Also, once your protection from abuse order goes through, the police department in the city where you live will be notified. An officer came over to my house and checked all areas of entry (windows, doors, garage, etc.) and asked if I had any questions or concerns. The police are the best! Go to them if you are being harassed and enlist their help!
Get A Lawyer
I had a divorce attorney to deal with the civil dealings, but I was also represented by the DA’s office for the criminal side. While I was speaking with my divorce attorney throughout, the DA’s office was dealing with the harassment case, yet it was related to and tied with my divorce proceedings.

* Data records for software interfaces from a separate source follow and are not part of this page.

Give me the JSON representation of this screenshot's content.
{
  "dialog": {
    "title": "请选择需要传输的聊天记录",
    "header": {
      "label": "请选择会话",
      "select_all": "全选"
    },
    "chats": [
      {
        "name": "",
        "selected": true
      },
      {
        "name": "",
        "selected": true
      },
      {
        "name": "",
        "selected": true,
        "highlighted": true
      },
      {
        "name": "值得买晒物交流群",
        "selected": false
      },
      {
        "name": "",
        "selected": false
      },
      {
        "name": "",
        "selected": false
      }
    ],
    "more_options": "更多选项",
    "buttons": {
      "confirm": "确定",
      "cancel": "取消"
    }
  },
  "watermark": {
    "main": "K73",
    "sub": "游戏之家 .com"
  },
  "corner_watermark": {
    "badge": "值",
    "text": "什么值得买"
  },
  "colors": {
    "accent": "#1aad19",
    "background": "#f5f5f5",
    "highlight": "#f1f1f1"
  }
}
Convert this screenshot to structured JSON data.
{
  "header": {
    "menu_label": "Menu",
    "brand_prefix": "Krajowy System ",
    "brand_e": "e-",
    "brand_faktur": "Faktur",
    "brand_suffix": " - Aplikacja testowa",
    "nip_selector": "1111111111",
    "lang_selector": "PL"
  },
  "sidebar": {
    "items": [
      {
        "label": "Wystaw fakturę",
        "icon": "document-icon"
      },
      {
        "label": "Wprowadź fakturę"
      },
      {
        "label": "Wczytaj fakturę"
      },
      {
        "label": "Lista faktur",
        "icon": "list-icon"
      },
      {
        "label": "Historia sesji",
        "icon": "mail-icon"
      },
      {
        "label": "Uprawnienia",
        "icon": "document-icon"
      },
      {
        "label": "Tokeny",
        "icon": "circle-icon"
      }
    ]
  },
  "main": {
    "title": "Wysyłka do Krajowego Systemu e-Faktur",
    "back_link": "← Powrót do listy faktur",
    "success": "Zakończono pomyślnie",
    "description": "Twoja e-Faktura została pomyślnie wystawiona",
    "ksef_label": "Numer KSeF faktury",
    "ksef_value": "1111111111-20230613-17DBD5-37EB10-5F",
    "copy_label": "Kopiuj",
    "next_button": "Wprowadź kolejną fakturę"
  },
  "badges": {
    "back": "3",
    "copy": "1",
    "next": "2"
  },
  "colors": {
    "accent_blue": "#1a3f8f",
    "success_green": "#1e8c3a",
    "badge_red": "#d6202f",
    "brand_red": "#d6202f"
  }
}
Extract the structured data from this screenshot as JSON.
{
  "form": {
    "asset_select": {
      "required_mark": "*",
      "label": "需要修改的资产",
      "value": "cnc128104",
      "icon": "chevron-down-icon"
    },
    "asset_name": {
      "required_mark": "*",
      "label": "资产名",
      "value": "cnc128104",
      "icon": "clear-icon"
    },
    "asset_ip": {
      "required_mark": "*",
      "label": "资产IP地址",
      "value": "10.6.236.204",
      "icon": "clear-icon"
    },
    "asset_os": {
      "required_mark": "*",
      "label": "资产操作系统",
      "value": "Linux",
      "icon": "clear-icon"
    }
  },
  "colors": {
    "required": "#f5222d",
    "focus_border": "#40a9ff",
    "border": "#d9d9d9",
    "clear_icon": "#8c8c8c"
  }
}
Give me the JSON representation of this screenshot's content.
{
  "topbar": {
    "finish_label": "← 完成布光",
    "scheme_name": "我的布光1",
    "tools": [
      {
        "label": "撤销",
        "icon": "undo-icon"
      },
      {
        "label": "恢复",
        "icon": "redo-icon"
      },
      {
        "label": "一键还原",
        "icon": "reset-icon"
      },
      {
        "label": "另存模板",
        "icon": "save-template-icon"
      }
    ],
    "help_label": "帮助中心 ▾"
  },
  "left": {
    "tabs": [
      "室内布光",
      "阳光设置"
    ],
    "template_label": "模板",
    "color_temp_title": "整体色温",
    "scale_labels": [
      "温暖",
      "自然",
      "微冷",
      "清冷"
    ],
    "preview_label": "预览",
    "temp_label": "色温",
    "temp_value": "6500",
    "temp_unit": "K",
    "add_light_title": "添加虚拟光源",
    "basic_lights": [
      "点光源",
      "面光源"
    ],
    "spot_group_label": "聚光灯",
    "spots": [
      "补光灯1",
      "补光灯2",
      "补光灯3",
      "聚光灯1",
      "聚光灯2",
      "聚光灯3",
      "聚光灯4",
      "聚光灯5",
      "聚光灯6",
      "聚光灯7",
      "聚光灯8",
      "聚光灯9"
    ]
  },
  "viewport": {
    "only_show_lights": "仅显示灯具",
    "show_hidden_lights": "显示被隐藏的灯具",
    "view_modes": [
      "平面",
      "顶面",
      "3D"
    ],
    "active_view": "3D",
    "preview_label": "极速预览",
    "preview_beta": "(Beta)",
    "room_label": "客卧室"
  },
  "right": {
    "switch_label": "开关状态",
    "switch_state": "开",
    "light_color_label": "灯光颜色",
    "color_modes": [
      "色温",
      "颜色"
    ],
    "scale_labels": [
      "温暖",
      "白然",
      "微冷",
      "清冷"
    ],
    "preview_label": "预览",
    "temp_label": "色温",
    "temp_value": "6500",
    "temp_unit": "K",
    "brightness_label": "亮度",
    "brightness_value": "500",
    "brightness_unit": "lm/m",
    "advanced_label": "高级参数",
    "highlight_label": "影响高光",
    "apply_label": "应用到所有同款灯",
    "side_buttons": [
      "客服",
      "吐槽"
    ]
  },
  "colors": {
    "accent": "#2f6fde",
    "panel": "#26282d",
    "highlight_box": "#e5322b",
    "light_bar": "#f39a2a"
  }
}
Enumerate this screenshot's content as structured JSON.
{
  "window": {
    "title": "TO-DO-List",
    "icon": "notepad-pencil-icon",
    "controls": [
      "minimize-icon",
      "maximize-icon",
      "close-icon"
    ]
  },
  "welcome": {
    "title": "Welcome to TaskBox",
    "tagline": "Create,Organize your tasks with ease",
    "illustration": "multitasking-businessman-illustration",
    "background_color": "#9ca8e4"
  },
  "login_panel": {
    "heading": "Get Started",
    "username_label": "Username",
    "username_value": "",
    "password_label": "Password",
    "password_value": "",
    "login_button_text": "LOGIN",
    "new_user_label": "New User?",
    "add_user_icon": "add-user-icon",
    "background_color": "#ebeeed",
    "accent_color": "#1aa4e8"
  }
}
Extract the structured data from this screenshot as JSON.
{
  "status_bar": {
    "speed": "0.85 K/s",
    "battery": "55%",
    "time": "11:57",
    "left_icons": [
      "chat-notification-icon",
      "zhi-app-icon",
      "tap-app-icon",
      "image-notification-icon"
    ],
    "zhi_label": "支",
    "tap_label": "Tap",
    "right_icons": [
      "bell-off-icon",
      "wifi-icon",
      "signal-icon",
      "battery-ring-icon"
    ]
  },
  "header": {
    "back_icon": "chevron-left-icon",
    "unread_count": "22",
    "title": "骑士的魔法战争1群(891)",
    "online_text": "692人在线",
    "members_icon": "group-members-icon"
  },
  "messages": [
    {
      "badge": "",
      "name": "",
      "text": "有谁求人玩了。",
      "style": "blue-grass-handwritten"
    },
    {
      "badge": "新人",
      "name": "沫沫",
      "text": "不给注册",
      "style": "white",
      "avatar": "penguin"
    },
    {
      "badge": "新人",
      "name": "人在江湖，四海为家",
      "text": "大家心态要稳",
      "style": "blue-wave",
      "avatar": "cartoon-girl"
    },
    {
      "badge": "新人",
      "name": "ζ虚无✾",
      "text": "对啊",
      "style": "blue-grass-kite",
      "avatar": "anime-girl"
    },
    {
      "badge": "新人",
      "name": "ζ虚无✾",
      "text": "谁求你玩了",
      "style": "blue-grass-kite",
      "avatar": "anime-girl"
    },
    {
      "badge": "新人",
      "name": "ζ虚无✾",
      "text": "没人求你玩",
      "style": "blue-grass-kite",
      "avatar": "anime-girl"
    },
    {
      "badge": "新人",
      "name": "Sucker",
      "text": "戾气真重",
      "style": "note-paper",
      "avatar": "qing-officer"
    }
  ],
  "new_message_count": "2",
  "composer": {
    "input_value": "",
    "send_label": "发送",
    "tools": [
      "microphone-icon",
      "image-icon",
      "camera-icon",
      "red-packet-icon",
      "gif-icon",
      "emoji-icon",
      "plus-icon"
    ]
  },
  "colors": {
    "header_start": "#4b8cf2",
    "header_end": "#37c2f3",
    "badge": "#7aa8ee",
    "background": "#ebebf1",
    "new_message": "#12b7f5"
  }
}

My advice to you is to ask the help center at the DA’s office to guide you through the process. You will need legal counsel because it can be confusing. Make sure you trust your divorce attorney and that they have experience with divorces accompanied by harassment, or in my case, with divorcing a narcissist. Your divorce attorney should bring up the criminal charges to your judge.
Take the high road every time. This motto has worked for me. The only way to deal with someone who is abusive is to play it straight. I cannot stress this enough. You need to be above board at all times. Also, get it into your head that you “don’t play.” You will not “win” if you try to retaliate or take revenge. The only way out is to take the proper steps legally.
For many women, harassment begins or intensifies after they leave the marriage. Being prepared for the manipulative tactics used by ex-partners could help to lessen the impact. Anticipate what you need to do before it happens, and you will be one step ahead of the game.
Despite ongoing harassment from my ex-husband (he still tries almost 15 years later), the impact of leaving him brought me such a sense of relief (I still say every morning is like Christmas morning since the day I filed). The start of a new, healthy, independent life was worth every struggle.